In addition to Cuerpo Y Alma, I Adore You, Samba Empreludia and Ponta De Areia are all fantastic modern creations fully rooted in the Latin heritage.  Anyone into Bossa Nova and interested in hearing the latest iterations of Latin Jazz must pay attention here.  Because of these songs, I’ve fallen in love all over again with the magic that is Latin Jazz.

If That’s True, Mela, She Got To You and Love In Time, are delivered as fully-formed, hard-hitting contemporary jazz pieces; no doubt a product of her experiences at Berklee and touring with Joe Lovano.  It is in these songs that you can take your time to explore Esperanza’s work on the bass.  It is an immense pleasure to hear a maturing bassist, one that consciously considers the double bass as a leading instrument.  I think as she continues to produce more songs, we’ll have a chance to hear the bass take more of center stage.

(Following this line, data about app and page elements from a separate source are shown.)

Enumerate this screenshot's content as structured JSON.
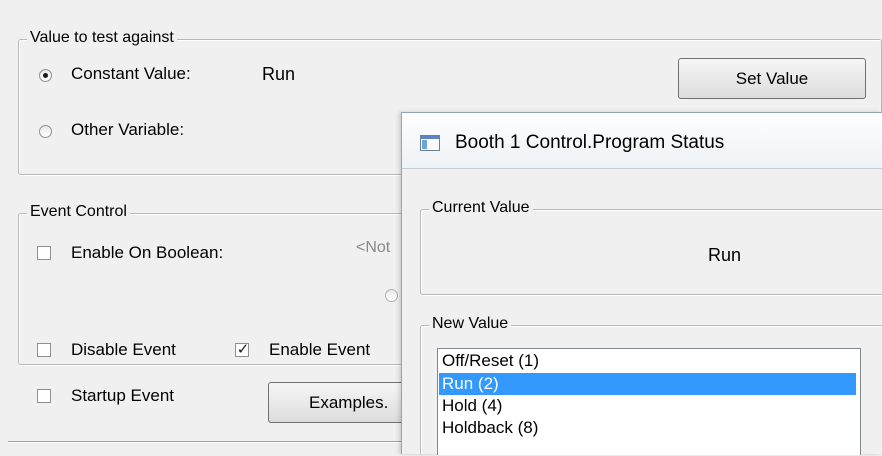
{
  "test_group": {
    "legend": "Value to test against",
    "constant_label": "Constant Value:",
    "constant_value": "Run",
    "other_label": "Other Variable:",
    "set_value_button": "Set Value"
  },
  "event_group": {
    "legend": "Event Control",
    "enable_on_boolean_label": "Enable On Boolean:",
    "not_text": "<Not",
    "disable_event_label": "Disable Event",
    "enable_event_label": "Enable Event",
    "enable_event_checked": true
  },
  "startup_event_label": "Startup Event",
  "examples_button": "Examples.",
  "dialog": {
    "title": "Booth 1 Control.Program Status",
    "current_value_legend": "Current Value",
    "current_value": "Run",
    "new_value_legend": "New Value",
    "options": [
      "Off/Reset (1)",
      "Run (2)",
      "Hold (4)",
      "Holdback (8)"
    ],
    "selected_index": 1,
    "selection_color": "#3399ff"
  }
}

The songs on this album that most excite me are Precious, Fall In, Espera and I Know You Know.  Maybe its because I grew up in a predominantly R&B, Funk and Soul environment, but these songs draw off-of and play derivative-to this realm of music.  What Esperanza does in these songs I can only describe as exciting, mesmerizing and just cool.  I’m a little afraid because if she pushes these types of songs too much, she’ll very quickly build a fan-base that only demands this kind of Nu-Jazz/Neo-Soul.  She too easily can own this style of music.  I say I’m afraid because I enjoy her other styles too much to see her pay less attention in developing her other styles.  Songs like Precious and I Know You Know are so tantalizingly that I can see them entering the top mainstream R&B charts.  There is no denying that the way she wraps up jazz in Blues chords and Soul phrasing gets under my skin.

I cannot even begin to comment about her voice. Love it. Love it. She’s already a star as a vocalist, but to be a master bassist as well puts her into the ranks of Brian McKnight, Chet Baker or Stevie Wonder, where you can’t decide whether you like their voice or their instrumental playing better.

Needless to say, I’m hooked.  I’m not only a convert; I’m now and forevermore an evangelist for Esperanza Spalding.  I wait anxiously for her next release, but until that time comes I’ll be playing Esperanza over and over and over…